To say we were in shock and more denial would be an understatement.

I remembered Prince being ill last week and making an emergency landing to go to the hospital, but he was fine. He was fine.

And then I remembered 1984. I graduated from high school. I got my driver’s license. I was a freshman in college. It was a pivotal year.

That was the year my friends and I went to see Purple Rain. A music movie was a big deal and Prince was new to me. In retrospect the movie wasn’t as great as I remembered it as a teen, but it was something unique and different, words that would come to define Prince as he became indefinable. He was inspirational. He was creative. His difference was permission to us to free ourselves and be ourselves.

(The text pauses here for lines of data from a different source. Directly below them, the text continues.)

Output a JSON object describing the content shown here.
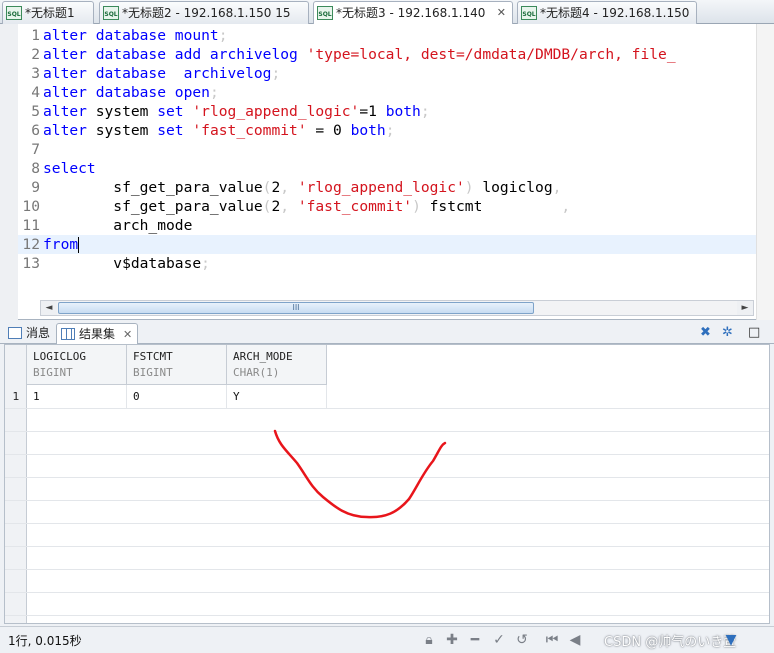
{
  "tabs": [
    {
      "label": "*无标题1",
      "active": false
    },
    {
      "label": "*无标题2 - 192.168.1.150 15",
      "active": false
    },
    {
      "label": "*无标题3 - 192.168.1.140",
      "active": true,
      "close": "✕"
    },
    {
      "label": "*无标题4 - 192.168.1.150",
      "active": false
    }
  ],
  "editor": {
    "lines": [
      {
        "num": "1",
        "segs": [
          [
            "kw",
            "alter database mount"
          ],
          [
            "punc",
            ";"
          ]
        ]
      },
      {
        "num": "2",
        "segs": [
          [
            "kw",
            "alter database add archivelog "
          ],
          [
            "str",
            "'type=local, dest=/dmdata/DMDB/arch, file_"
          ]
        ]
      },
      {
        "num": "3",
        "segs": [
          [
            "kw",
            "alter database  archivelog"
          ],
          [
            "punc",
            ";"
          ]
        ]
      },
      {
        "num": "4",
        "segs": [
          [
            "kw",
            "alter database open"
          ],
          [
            "punc",
            ";"
          ]
        ]
      },
      {
        "num": "5",
        "segs": [
          [
            "kw",
            "alter "
          ],
          [
            "txt",
            "system "
          ],
          [
            "kw",
            "set "
          ],
          [
            "str",
            "'rlog_append_logic'"
          ],
          [
            "txt",
            "=1 "
          ],
          [
            "kw",
            "both"
          ],
          [
            "punc",
            ";"
          ]
        ]
      },
      {
        "num": "6",
        "segs": [
          [
            "kw",
            "alter "
          ],
          [
            "txt",
            "system "
          ],
          [
            "kw",
            "set "
          ],
          [
            "str",
            "'fast_commit'"
          ],
          [
            "txt",
            " = 0 "
          ],
          [
            "kw",
            "both"
          ],
          [
            "punc",
            ";"
          ]
        ]
      },
      {
        "num": "7",
        "segs": []
      },
      {
        "num": "8",
        "segs": [
          [
            "kw",
            "select"
          ]
        ]
      },
      {
        "num": "9",
        "segs": [
          [
            "txt",
            "        sf_get_para_value"
          ],
          [
            "punc",
            "("
          ],
          [
            "txt",
            "2"
          ],
          [
            "punc",
            ", "
          ],
          [
            "str",
            "'rlog_append_logic'"
          ],
          [
            "punc",
            ") "
          ],
          [
            "txt",
            "logiclog"
          ],
          [
            "punc",
            ","
          ]
        ]
      },
      {
        "num": "10",
        "segs": [
          [
            "txt",
            "        sf_get_para_value"
          ],
          [
            "punc",
            "("
          ],
          [
            "txt",
            "2"
          ],
          [
            "punc",
            ", "
          ],
          [
            "str",
            "'fast_commit'"
          ],
          [
            "punc",
            ") "
          ],
          [
            "txt",
            "fstcmt"
          ],
          [
            "punc",
            "         ,"
          ]
        ]
      },
      {
        "num": "11",
        "segs": [
          [
            "txt",
            "        arch_mode"
          ]
        ]
      },
      {
        "num": "12",
        "segs": [
          [
            "kw",
            "from"
          ]
        ],
        "current": true
      },
      {
        "num": "13",
        "segs": [
          [
            "txt",
            "        v$database"
          ],
          [
            "punc",
            ";"
          ]
        ]
      }
    ],
    "hscroll_left": "◄",
    "hscroll_right": "►",
    "hscroll_grip": "III"
  },
  "panel": {
    "tabs": [
      {
        "label": "消息",
        "icon": "message-icon"
      },
      {
        "label": "结果集",
        "icon": "table-grid-icon",
        "close": "✕",
        "active": true
      }
    ]
  },
  "result": {
    "columns": [
      {
        "name": "LOGICLOG",
        "type": "BIGINT"
      },
      {
        "name": "FSTCMT",
        "type": "BIGINT"
      },
      {
        "name": "ARCH_MODE",
        "type": "CHAR(1)"
      }
    ],
    "rows": [
      {
        "num": "1",
        "values": [
          "1",
          "0",
          "Y"
        ]
      }
    ]
  },
  "status": {
    "text": "1行, 0.015秒",
    "watermark": "CSDN @帅气のいき萱"
  },
  "colors": {
    "keyword": "#0000ff",
    "string": "#d4141e",
    "annotation": "#e8151b",
    "current_line": "#e8f2fe"
  }
}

I played that cassette of Purple Rain every time I got into my car. I think I wore out the tape. The only musician I played more than Prince was Duran Duran.

At the end of 1999, we were embroiled in the panic of Y2K. I had friends who had to work in case something happened overnight when the year changed. We had bottled water, and pigs in blankets. We had a two year old and we spent the New Year with my parents just in case the bridges would be out, at least the toll ones. Nothing unexpected happened. Probably because we were prepared. We played Prince’s Party Like it’s 1999 over and over. It was on television and the radio, and it was the perfect anthem to our evening.

When he changed his name to a symbol, it was a bit odd, but it was Prince and that was okay. He redefined what it meant to be innovative, a musician, an entertainer, and how to do things his way.

I saw his picture recently online. I think it was his passport photo. He had a huge afro. I had never seen him with an afro. In my times, he had his hair slicked and combed or coiffed to perfection. I remember thinking that he was going for a new look. I hadn’t realized that this was an old look for him, but I did notice that it suited him. He wore everything well.

Instead of links to obituaries and causes of death (which are still unknown at this time), I’ve decided to share with you four videos that speak to me of Prince.

The first two are two of my favorite songs. They are not performed by Prince, but he wrote them. He wrote many songs for many performers and kept himself in the background, letting them do their thing.

Nobody Compares 2 You – Sinead O’Connor:

Manic Monday – The Bangles:

Prince’s 2007 Super Bowl Halftime Show in the pouring rain. It was as if he orchestrated it himself.

His mystifying and spectacular guitar solo in tribute to George Harrison in the performance for the Rock and Roll Hall of Fame. While My Guitar Gently Weeps:

I’ve seen three tags today and I share them with you as an epigraph:

Rest in Peace.
Rest in Power.
Rest in Purple.

Rest and be blessed, Prince. You are home, and you will surely be missed for time to come.